Speaking of age compression, I recently saw this interesting post on yahoo answers regarding Monster High. The dolls, you may recall, are supposed to be for older girls (those who had outgrown Barbie and Bratz) but they're drifting downwards rapidly.

"Okay so i'm going to middle school in the fall and will have a locker i want to print put som MH stickers (the cleo de nile and ghoulia yelps ones but i dont want to be the loser who likes MH!! HELP?"
Best Answer Chosen by Asker:
"my 5 year old girl loves monster high, but my 12 year old girl thinks that it is lame. you might be getting a bit too old to have 'characters' on your locker."
Asker's Comment:
"Thanks i will not be putting those on my locker i guess i will put a poster of johney depp on the inside
Thank you for saving me from the biggest mistake of my life!!!"
Voila! Monster High is now for 5-year-olds. Victoria Secret references and all.

Meanwhile, I continue to get feedback on the post I wrote ages ago on the dolls. Now the comments seemingly from girls themselves who understandably have a hard time seeing the bigger picture. I answered one this way:

"It would be ridiculous to claim that Disney Princesses or Hannah Montana or Bratz dolls or Monster High or  Twilight or whatever is inherently harmful. But each one is part of the round-the-clock, all-pervasive media machine aimed at girls from womb to tomb; one that, again and again, presents femininity as performance, sexuality as performance, identity as performance, and each of those traits as available for a price."

As readers scroll through this blog or read CAMD, I hope that's the point they get.
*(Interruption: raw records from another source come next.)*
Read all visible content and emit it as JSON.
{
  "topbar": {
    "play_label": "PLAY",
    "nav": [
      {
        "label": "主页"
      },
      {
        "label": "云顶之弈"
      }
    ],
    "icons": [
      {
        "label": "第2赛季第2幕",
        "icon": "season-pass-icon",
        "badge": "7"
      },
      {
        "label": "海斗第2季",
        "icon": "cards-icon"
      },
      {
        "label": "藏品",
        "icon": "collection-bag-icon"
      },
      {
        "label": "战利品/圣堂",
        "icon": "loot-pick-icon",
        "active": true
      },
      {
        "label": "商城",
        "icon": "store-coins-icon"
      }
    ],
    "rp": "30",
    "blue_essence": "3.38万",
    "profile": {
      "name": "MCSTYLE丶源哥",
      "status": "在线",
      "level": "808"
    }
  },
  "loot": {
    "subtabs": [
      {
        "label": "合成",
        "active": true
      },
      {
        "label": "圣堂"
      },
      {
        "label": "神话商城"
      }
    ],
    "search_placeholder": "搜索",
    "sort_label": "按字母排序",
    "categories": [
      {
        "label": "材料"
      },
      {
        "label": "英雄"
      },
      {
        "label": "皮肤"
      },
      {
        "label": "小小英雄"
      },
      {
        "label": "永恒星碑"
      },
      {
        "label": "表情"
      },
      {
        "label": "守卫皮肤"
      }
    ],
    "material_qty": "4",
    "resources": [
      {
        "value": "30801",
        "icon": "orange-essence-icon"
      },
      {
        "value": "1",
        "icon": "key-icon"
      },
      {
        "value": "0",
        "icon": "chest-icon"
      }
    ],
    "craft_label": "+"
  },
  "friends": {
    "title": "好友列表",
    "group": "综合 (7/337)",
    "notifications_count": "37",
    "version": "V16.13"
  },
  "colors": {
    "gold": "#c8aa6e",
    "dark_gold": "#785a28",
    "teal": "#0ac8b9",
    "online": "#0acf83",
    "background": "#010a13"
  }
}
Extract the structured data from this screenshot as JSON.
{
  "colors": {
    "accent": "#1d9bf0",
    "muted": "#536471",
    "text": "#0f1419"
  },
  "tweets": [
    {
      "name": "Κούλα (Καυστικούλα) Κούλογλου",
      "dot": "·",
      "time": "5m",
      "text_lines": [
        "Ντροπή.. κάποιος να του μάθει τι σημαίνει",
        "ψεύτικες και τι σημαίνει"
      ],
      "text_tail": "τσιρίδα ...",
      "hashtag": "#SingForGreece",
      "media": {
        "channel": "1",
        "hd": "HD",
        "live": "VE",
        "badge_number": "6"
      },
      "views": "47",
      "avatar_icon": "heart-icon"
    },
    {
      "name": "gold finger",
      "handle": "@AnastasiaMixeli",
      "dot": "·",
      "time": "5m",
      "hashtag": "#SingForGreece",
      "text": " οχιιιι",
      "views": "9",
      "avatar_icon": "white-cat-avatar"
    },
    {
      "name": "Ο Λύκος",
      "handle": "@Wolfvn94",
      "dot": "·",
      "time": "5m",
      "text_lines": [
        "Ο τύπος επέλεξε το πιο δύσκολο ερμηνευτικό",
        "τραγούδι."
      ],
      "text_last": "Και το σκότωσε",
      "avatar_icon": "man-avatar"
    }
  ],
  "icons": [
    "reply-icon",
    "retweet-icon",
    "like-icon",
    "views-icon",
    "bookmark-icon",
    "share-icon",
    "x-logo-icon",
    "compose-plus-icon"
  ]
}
Because once you see those connections, you can start working to combat them

Will She Design Buildings with Extra Ladies' Rooms?

Mattel just announced that it will be releasing “architect Barbie” later this year, complete with I.M. Pei-style black-rimmed glasses. There’s apparently been a concerted effort since 2002 by women in the profession into the doll’s career pantheon. In general, the recent (and hard to find) "computer engineer" and architect aside, Barbie's recent careers have been disappointing: "baby doctor," "pet vet,"ballerina" and "cheerleader"  have largely replaced yesteryear’s "astronaut," "race car driver" and "ambassador for world peace" (not to mention my personal fantasy job: "See's Candy Store Cashier").  Though frankly, all of Barbie's careers are a little odd considering that she herself is supposed to be a teenager (though maybe she’s grown up since the 90s, when among the first words she “spoke” were  “math class is tough.”) Now for a little jolt of real life:  the good news is, 40% of architecture students are now female. The bad news is, only 13.5% of the architects in the AIA are—which explains the persistence of inadequate number of womens’ bathrooms in most buildings. Women have been entering the field long enough that this is not just an issue of numbers in the pipeline. The pipeline, as with the sciences and engineering, has some serious leaks. I can talk about this a bit. Then say: In truth, Barbie may actually be better equipped than many women entering the field, since she has no children—work/life balance Barbie would surely not be pretty.

Either way, I wish her good luck and Godspeed, and fervently hope those high-heeled feet can urge  girls to reach for the sky(scrapers).